▸ The task
Before copying, find the line below that contains "What's the underlying"; then return it and all later lines exactly, up to and including the final line, with no pictures.
** Input data follows **
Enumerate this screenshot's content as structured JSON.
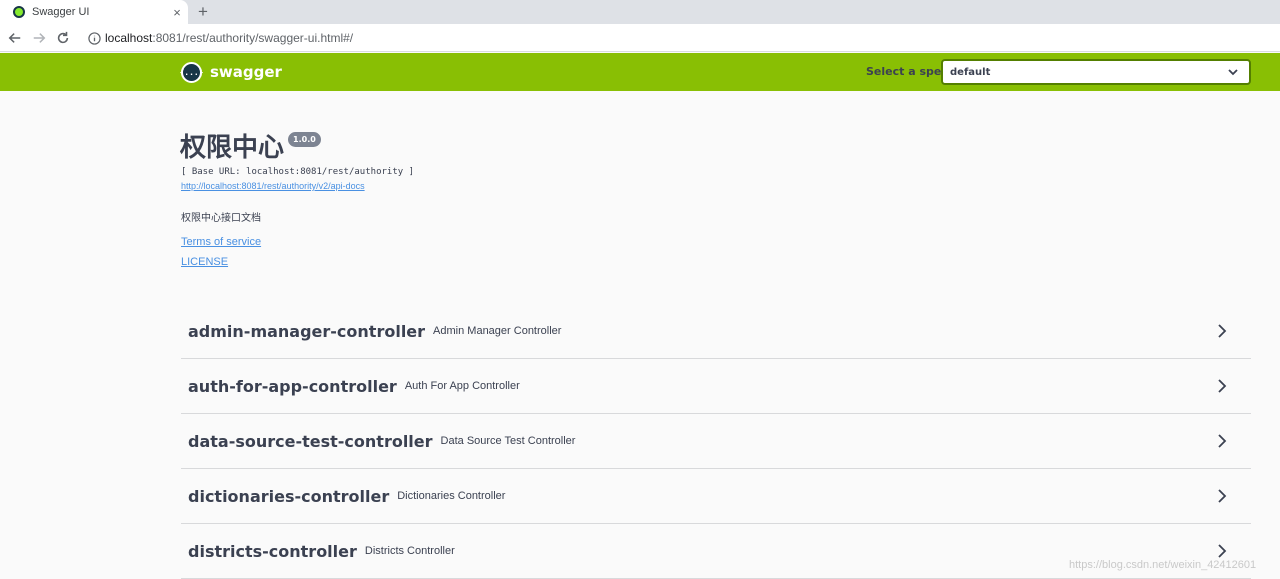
{
  "browser": {
    "tab_title": "Swagger UI",
    "tab_close": "×",
    "new_tab": "+",
    "url_host": "localhost",
    "url_rest": ":8081/rest/authority/swagger-ui.html#/"
  },
  "topbar": {
    "logo_glyph": "{...}",
    "logo_text": "swagger",
    "spec_label": "Select a spec",
    "spec_value": "default",
    "brand_color": "#89bf04"
  },
  "info": {
    "title": "权限中心",
    "version": "1.0.0",
    "base_url": "[ Base URL: localhost:8081/rest/authority ]",
    "docs_url": "http://localhost:8081/rest/authority/v2/api-docs",
    "description": "权限中心接口文档",
    "terms_label": "Terms of service",
    "license_label": "LICENSE"
  },
  "controllers": [
    {
      "name": "admin-manager-controller",
      "description": "Admin Manager Controller"
    },
    {
      "name": "auth-for-app-controller",
      "description": "Auth For App Controller"
    },
    {
      "name": "data-source-test-controller",
      "description": "Data Source Test Controller"
    },
    {
      "name": "dictionaries-controller",
      "description": "Dictionaries Controller"
    },
    {
      "name": "districts-controller",
      "description": "Districts Controller"
    }
  ],
  "watermark": "https://blog.csdn.net/weixin_42412601"
}
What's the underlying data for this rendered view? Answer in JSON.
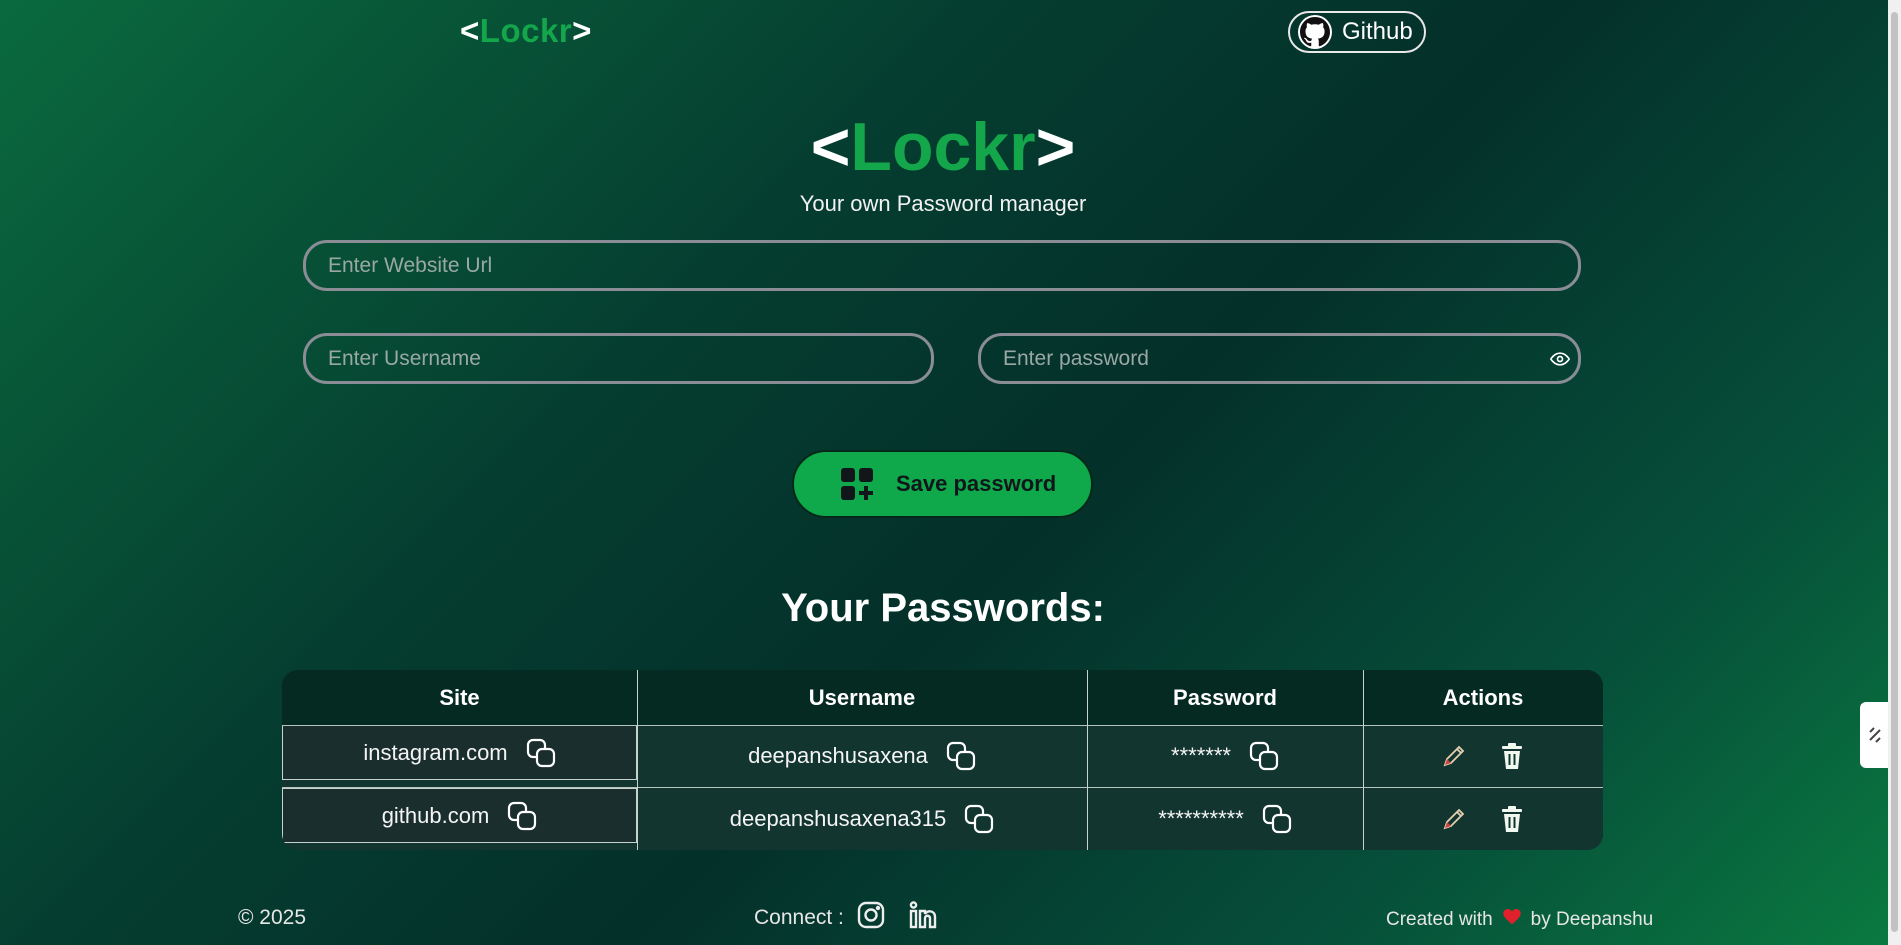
{
  "nav": {
    "logo_left": "<",
    "logo_mid": "Lockr",
    "logo_right": ">",
    "github_label": "Github"
  },
  "hero": {
    "logo_left": "<",
    "logo_mid": "Lockr",
    "logo_right": ">",
    "tagline": "Your own Password manager"
  },
  "form": {
    "url_placeholder": "Enter Website Url",
    "username_placeholder": "Enter Username",
    "password_placeholder": "Enter password",
    "save_label": "Save password"
  },
  "list": {
    "heading": "Your Passwords:",
    "columns": [
      "Site",
      "Username",
      "Password",
      "Actions"
    ],
    "rows": [
      {
        "site": "instagram.com",
        "username": "deepanshusaxena",
        "password": "*******"
      },
      {
        "site": "github.com",
        "username": "deepanshusaxena315",
        "password": "**********"
      }
    ]
  },
  "footer": {
    "copyright": "© 2025",
    "connect": "Connect :",
    "created_prefix": "Created with",
    "created_suffix": "by Deepanshu"
  },
  "colors": {
    "accent": "#14a64b",
    "heart": "#e0202a"
  },
  "icons": [
    "github-icon",
    "eye-icon",
    "add-grid-icon",
    "copy-icon",
    "edit-icon",
    "trash-icon",
    "instagram-icon",
    "linkedin-icon",
    "heart-icon"
  ]
}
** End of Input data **
▸ Written solution
What's the underlying data for this rendered view? Answer in JSON.
{
  "nav": {
    "logo_left": "<",
    "logo_mid": "Lockr",
    "logo_right": ">",
    "github_label": "Github"
  },
  "hero": {
    "logo_left": "<",
    "logo_mid": "Lockr",
    "logo_right": ">",
    "tagline": "Your own Password manager"
  },
  "form": {
    "url_placeholder": "Enter Website Url",
    "username_placeholder": "Enter Username",
    "password_placeholder": "Enter password",
    "save_label": "Save password"
  },
  "list": {
    "heading": "Your Passwords:",
    "columns": [
      "Site",
      "Username",
      "Password",
      "Actions"
    ],
    "rows": [
      {
        "site": "instagram.com",
        "username": "deepanshusaxena",
        "password": "*******"
      },
      {
        "site": "github.com",
        "username": "deepanshusaxena315",
        "password": "**********"
      }
    ]
  },
  "footer": {
    "copyright": "© 2025",
    "connect": "Connect :",
    "created_prefix": "Created with",
    "created_suffix": "by Deepanshu"
  },
  "colors": {
    "accent": "#14a64b",
    "heart": "#e0202a"
  },
  "icons": [
    "github-icon",
    "eye-icon",
    "add-grid-icon",
    "copy-icon",
    "edit-icon",
    "trash-icon",
    "instagram-icon",
    "linkedin-icon",
    "heart-icon"
  ]
}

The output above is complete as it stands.